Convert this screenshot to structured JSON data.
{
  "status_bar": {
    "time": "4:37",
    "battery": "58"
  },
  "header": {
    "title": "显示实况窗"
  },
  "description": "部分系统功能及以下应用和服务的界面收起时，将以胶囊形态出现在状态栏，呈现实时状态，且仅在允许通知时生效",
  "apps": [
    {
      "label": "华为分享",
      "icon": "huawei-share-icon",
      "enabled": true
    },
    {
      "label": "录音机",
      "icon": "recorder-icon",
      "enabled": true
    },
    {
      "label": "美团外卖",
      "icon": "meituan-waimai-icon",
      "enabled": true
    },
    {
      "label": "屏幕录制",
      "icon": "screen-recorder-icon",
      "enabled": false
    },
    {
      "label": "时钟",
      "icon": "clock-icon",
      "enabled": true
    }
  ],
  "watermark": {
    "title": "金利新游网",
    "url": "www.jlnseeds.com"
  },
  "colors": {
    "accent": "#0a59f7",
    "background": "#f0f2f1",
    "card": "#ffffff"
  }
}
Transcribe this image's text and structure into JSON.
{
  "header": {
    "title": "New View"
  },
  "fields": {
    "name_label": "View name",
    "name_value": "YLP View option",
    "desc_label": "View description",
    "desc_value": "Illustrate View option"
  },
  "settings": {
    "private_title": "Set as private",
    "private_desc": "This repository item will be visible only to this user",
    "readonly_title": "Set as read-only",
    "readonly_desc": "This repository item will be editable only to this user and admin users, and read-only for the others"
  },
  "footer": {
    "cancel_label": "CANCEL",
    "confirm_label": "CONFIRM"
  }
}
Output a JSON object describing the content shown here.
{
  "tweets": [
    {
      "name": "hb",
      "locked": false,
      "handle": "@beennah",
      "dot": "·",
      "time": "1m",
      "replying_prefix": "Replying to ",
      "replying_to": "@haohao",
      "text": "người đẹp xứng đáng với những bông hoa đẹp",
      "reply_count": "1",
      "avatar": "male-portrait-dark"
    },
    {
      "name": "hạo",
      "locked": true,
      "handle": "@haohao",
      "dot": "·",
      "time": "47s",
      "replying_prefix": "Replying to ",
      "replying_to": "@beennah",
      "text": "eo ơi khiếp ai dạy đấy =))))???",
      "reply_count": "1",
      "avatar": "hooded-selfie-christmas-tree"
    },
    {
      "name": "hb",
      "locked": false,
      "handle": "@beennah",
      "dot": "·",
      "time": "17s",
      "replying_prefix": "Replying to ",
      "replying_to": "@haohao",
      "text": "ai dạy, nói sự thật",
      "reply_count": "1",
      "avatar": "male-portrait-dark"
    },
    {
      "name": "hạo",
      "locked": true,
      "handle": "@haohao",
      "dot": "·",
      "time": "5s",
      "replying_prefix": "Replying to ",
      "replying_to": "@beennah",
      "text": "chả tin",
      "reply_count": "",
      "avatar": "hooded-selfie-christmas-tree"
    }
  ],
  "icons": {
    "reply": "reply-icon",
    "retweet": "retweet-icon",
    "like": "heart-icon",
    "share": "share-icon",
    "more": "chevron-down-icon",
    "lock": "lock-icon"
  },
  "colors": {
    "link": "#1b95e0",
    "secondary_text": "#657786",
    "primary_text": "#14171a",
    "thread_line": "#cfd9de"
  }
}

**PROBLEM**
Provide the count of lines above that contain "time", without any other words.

**EXERCISE RESULT**
5